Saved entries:
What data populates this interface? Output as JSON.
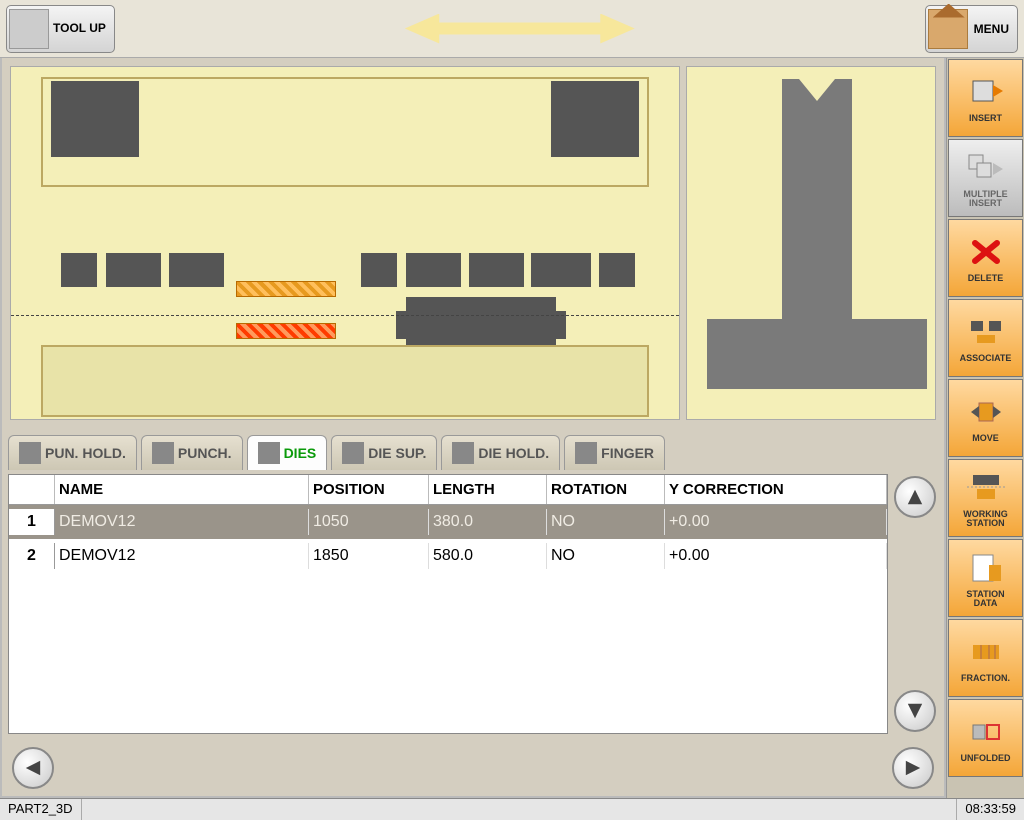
{
  "topbar": {
    "tool_up_label": "TOOL UP",
    "menu_label": "MENU"
  },
  "tabs": [
    {
      "label": "PUN. HOLD."
    },
    {
      "label": "PUNCH."
    },
    {
      "label": "DIES"
    },
    {
      "label": "DIE SUP."
    },
    {
      "label": "DIE HOLD."
    },
    {
      "label": "FINGER"
    }
  ],
  "active_tab_index": 2,
  "grid": {
    "headers": {
      "name": "NAME",
      "position": "POSITION",
      "length": "LENGTH",
      "rotation": "ROTATION",
      "ycorrection": "Y CORRECTION"
    },
    "rows": [
      {
        "idx": "1",
        "name": "DEMOV12",
        "position": "1050",
        "length": "380.0",
        "rotation": "NO",
        "ycorr": "+0.00"
      },
      {
        "idx": "2",
        "name": "DEMOV12",
        "position": "1850",
        "length": "580.0",
        "rotation": "NO",
        "ycorr": "+0.00"
      }
    ],
    "selected_row": 0
  },
  "sidebar": [
    {
      "label": "INSERT",
      "style": "orange"
    },
    {
      "label": "MULTIPLE\nINSERT",
      "style": "gray"
    },
    {
      "label": "DELETE",
      "style": "orange"
    },
    {
      "label": "ASSOCIATE",
      "style": "orange"
    },
    {
      "label": "MOVE",
      "style": "orange"
    },
    {
      "label": "WORKING\nSTATION",
      "style": "orange"
    },
    {
      "label": "STATION\nDATA",
      "style": "orange"
    },
    {
      "label": "FRACTION.",
      "style": "orange"
    },
    {
      "label": "UNFOLDED",
      "style": "orange"
    }
  ],
  "statusbar": {
    "program": "PART2_3D",
    "time": "08:33:59"
  }
}
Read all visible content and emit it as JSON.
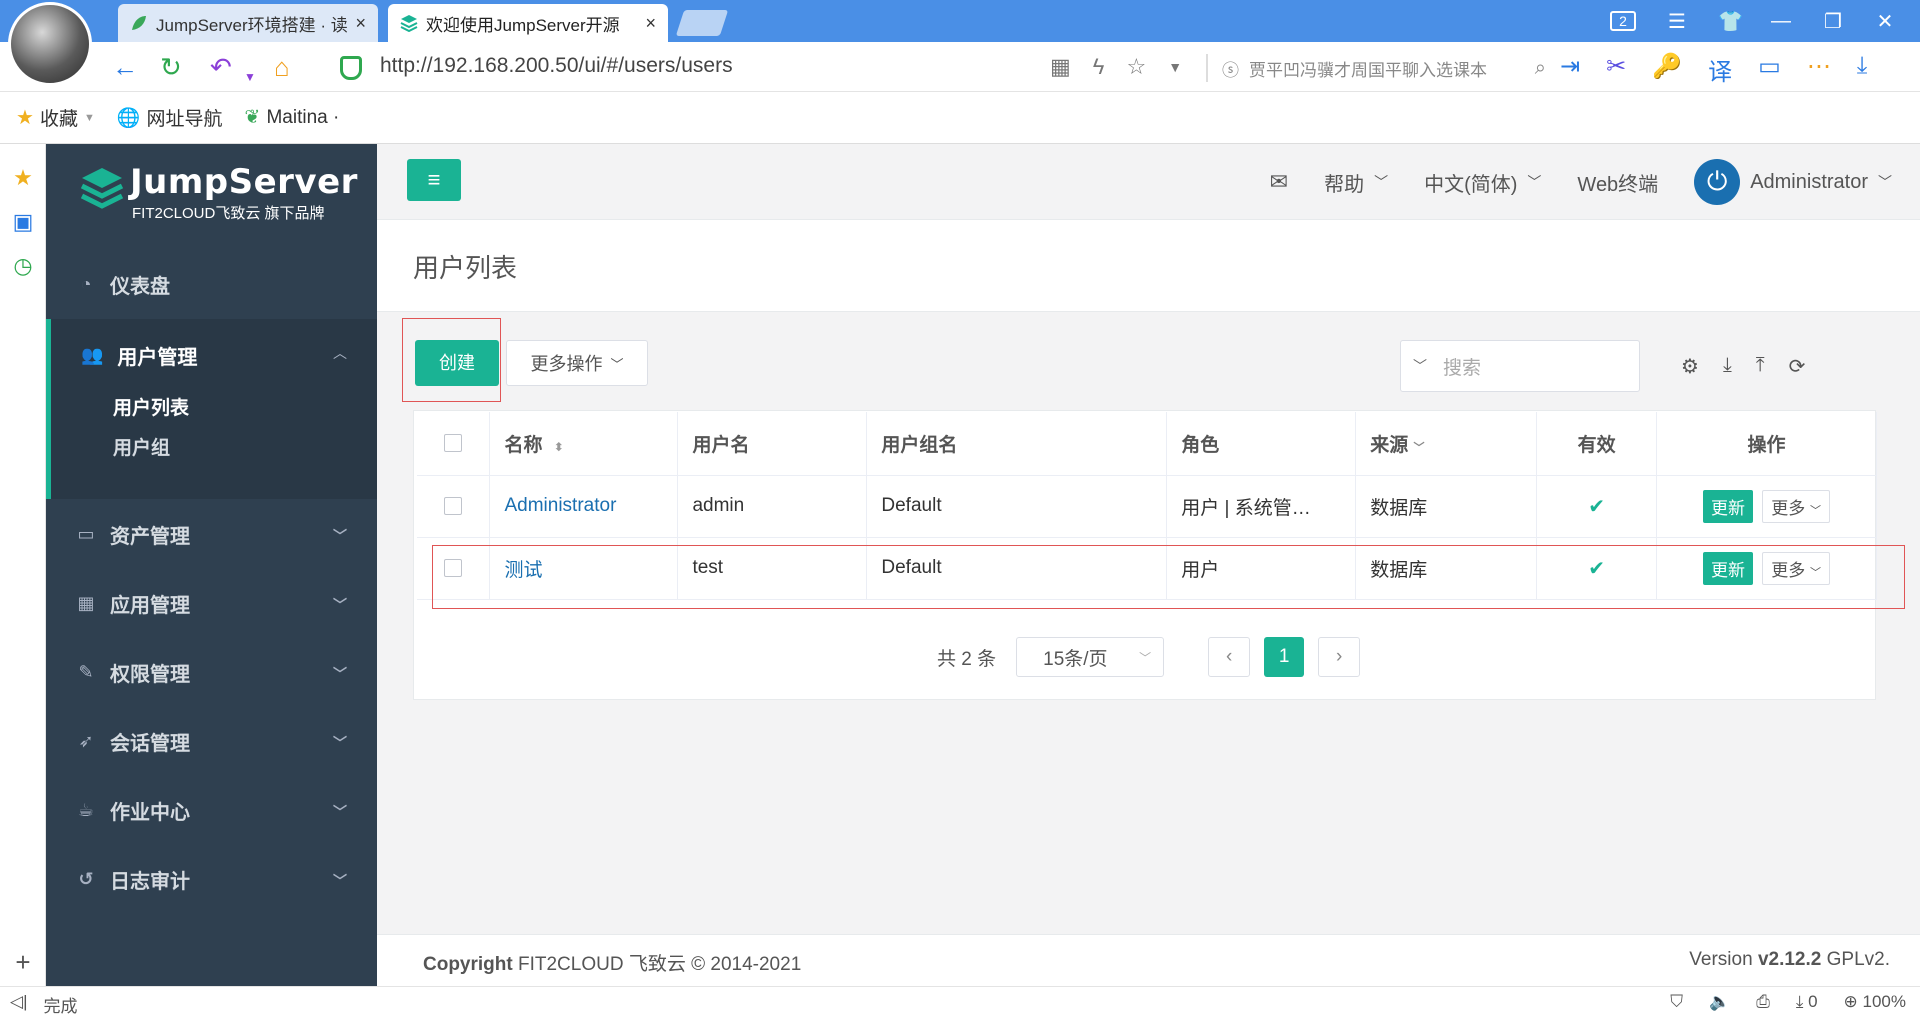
{
  "browser": {
    "tabs": [
      {
        "title": "JumpServer环境搭建 · 读",
        "close": "×"
      },
      {
        "title": "欢迎使用JumpServer开源",
        "close": "×"
      }
    ],
    "window_badge": "2",
    "url": "http://192.168.200.50/ui/#/users/users",
    "search_placeholder": "贾平凹冯骥才周国平聊入选课本",
    "bookmarks": [
      {
        "label": "收藏",
        "icon": "star-icon"
      },
      {
        "label": "网址导航",
        "icon": "globe-icon"
      },
      {
        "label": "Maitina ·",
        "icon": "leaf-icon"
      }
    ],
    "status_left": "完成",
    "status_right": {
      "download_count": "0",
      "zoom": "100%"
    }
  },
  "app": {
    "logo": {
      "name": "JumpServer",
      "sub": "FIT2CLOUD飞致云 旗下品牌"
    },
    "menu": [
      {
        "label": "仪表盘",
        "icon": "dashboard-icon"
      },
      {
        "label": "用户管理",
        "icon": "users-icon"
      },
      {
        "label": "资产管理",
        "icon": "inbox-icon"
      },
      {
        "label": "应用管理",
        "icon": "apps-icon"
      },
      {
        "label": "权限管理",
        "icon": "edit-icon"
      },
      {
        "label": "会话管理",
        "icon": "rocket-icon"
      },
      {
        "label": "作业中心",
        "icon": "coffee-icon"
      },
      {
        "label": "日志审计",
        "icon": "history-icon"
      }
    ],
    "submenu": [
      {
        "label": "用户列表"
      },
      {
        "label": "用户组"
      }
    ],
    "topnav": {
      "help": "帮助",
      "language": "中文(简体)",
      "web_terminal": "Web终端",
      "user": "Administrator"
    },
    "page_title": "用户列表",
    "toolbar": {
      "create": "创建",
      "more_actions": "更多操作",
      "search_placeholder": "搜索"
    },
    "table": {
      "headers": [
        "名称",
        "用户名",
        "用户组名",
        "角色",
        "来源",
        "有效",
        "操作"
      ],
      "rows": [
        {
          "name": "Administrator",
          "username": "admin",
          "group": "Default",
          "role": "用户 | 系统管…",
          "source": "数据库",
          "valid": "✔",
          "update": "更新",
          "more": "更多"
        },
        {
          "name": "测试",
          "username": "test",
          "group": "Default",
          "role": "用户",
          "source": "数据库",
          "valid": "✔",
          "update": "更新",
          "more": "更多"
        }
      ]
    },
    "pagination": {
      "total": "共 2 条",
      "page_size": "15条/页",
      "current": "1"
    },
    "footer": {
      "copyright_bold": "Copyright",
      "copyright_rest": " FIT2CLOUD 飞致云 © 2014-2021",
      "version_prefix": "Version ",
      "version": "v2.12.2",
      "version_suffix": " GPLv2."
    }
  },
  "colors": {
    "accent": "#1ab394",
    "sidebar": "#2f4050",
    "browser_blue": "#4a8fe6",
    "link": "#1a6fb0",
    "highlight": "#e05555"
  }
}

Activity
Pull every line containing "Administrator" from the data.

Written response
      "user": "Administrator"
          "name": "Administrator",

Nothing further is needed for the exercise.